A state grand jury indicted Texas Gov. Rick Perry on two felony charges of abuse of power late Friday afternoon. The charges, one count each of abuse of official capacity and coercion of a public servant, stem from allegations that Perry tried to force Travis County District Attorney Rosemary Lehmberg to resign in 2013.
At the center of the issue is a complaint about intimidation stemming from Perry's threat to veto of $7.5 million in state funding to the Public Integrity Unit run by Lehmberg's office. The threat came after she pleaded guilty to drunk driving and served a 45-day sentence; Perry called on her to step down but she refused to resign her position. Perry then vetoed the funding for the PIU.
According to the New York Times, when Perry vetoed the unit in 2013, the PIU was investigating accusations of mismanagement and corruption related to one of Perry's landmark initiatives, the Cancer Prevention and Research Institute of Texas.
Perry's General Counsel, Mary Anne Wiley, released a statement shortly after the indictment. "The veto in question was made in accordance with the veto authority afforded to every governor under the Texas constitution," she said. "We will continue to aggressively defend the governor's lawful and constitutional action, and we believe we will ultimately prevail.
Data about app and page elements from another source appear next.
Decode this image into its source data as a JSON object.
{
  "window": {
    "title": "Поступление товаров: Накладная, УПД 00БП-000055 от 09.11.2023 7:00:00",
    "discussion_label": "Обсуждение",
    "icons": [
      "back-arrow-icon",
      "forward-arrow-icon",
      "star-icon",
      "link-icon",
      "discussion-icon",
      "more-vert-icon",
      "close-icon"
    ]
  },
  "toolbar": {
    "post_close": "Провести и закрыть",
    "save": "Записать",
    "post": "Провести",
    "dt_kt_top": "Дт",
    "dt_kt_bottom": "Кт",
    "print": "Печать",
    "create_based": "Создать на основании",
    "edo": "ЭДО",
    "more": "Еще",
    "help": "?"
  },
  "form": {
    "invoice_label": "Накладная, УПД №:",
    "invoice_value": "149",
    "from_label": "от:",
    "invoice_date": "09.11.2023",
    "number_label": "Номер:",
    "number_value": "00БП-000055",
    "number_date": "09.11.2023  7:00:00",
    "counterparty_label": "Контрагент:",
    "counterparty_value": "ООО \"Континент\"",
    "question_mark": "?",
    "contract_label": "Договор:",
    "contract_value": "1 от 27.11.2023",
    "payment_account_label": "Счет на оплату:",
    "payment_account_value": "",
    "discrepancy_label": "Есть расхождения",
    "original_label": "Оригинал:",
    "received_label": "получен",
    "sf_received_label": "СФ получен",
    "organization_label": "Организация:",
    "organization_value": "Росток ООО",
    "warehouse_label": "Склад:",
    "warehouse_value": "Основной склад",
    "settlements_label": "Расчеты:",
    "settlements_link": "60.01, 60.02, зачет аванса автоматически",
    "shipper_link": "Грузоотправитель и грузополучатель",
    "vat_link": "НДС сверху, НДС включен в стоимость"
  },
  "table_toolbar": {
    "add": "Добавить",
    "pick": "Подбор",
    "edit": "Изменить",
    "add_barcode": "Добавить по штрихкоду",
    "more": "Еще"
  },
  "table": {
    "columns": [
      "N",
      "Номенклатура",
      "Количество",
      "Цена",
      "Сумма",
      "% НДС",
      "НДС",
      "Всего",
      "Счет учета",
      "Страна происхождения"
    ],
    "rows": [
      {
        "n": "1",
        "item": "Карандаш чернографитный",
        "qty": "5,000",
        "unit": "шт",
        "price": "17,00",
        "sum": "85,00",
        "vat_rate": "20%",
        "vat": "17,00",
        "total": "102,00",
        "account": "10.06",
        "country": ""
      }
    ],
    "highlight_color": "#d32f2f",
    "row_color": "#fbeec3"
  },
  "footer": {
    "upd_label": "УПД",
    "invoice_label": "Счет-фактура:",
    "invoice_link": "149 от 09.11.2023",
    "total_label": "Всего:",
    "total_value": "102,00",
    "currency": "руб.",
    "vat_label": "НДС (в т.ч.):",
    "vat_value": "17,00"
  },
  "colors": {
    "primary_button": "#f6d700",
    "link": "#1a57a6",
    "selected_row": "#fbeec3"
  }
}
Perry, the longest serving governor in Texas history, faces 109 years in prison if convicted, according to KXAN.
[Image via Getty]